TX: Tuesday evenings until 5 May, 9pm, BBC1

Where did the idea come from?
One of my teenage children learnt to play the guitar and became pretty good within a couple of years.
I realised I would never have been exposed to the type of rock music he played if it wasn't for him. As someone who had been in choirs on and off, I thought there was a story in a family where two contrasting types of music were prominent.

What made it stand out?
A choir is a microcosm of society, it is its own little community with endless permutations, creating scope for a variety of stories as you follow different characters.

How did you pitch it?
I pitched it to The National Theatre director Nicholas Hytner as a play that used the choir as a backdrop to the story of a woman who used music to bring her son out of his shell. I went to lunch with Amanda Levin, creative director of BBC drama, who had script-edited my series Cutting It. She begged me to do it for TV instead.

How did it evolve from there?
I decided to focus on two competing choirs and the family story, as well as featuring a choir member's story each week. I was hesitant because I didn't think a choir would be seen as a sexy subject. But then BBC2 factual series The Choir took off. It didn't directly influence me, but it confirmed that there would be an audience.

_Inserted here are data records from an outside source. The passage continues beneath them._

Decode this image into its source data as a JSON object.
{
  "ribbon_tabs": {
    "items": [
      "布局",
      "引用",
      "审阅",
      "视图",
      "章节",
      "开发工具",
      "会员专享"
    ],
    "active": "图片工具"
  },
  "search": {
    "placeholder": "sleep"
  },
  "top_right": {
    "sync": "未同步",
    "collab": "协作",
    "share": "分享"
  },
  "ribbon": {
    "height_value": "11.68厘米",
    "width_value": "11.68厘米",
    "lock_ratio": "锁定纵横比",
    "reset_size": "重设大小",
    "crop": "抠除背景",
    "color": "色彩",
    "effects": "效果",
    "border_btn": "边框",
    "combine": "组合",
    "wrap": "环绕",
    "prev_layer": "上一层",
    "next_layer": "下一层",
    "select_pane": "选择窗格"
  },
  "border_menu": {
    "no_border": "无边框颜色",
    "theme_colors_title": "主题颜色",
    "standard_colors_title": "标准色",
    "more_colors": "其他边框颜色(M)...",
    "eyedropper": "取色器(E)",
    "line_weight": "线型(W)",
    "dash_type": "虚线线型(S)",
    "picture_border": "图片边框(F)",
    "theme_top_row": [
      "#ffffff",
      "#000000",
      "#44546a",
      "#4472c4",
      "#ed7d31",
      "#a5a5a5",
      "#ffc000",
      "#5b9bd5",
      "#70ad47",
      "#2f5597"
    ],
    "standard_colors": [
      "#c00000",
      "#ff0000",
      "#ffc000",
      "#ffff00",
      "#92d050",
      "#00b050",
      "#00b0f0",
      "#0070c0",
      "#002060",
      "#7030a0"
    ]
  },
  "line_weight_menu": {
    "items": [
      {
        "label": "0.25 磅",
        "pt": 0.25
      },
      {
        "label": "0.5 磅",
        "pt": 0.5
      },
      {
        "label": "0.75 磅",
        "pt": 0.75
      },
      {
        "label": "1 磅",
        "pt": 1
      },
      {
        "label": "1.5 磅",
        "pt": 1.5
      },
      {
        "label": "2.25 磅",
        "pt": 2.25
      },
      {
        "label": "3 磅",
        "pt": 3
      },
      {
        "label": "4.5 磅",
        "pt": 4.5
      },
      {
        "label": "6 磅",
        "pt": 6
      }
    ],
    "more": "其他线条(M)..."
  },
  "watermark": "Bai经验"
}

What challenges did you face?
The BBC doesn't usually bring a composer on board until late in production. But I wanted the singing to illustrate the characters and use song to tell stories, such as a nervous singer growing in confidence by the final verse. Without the budget to develop this aspect at an early stage, I needed help with the first and second drafts of the musical arrangements. My choirmaster, who is also a teacher, introduced me to the college musical technology department, whose students volunteered to try out various arrangements. No one foresaw this - it was double the amount of work and almost like staging a full musical.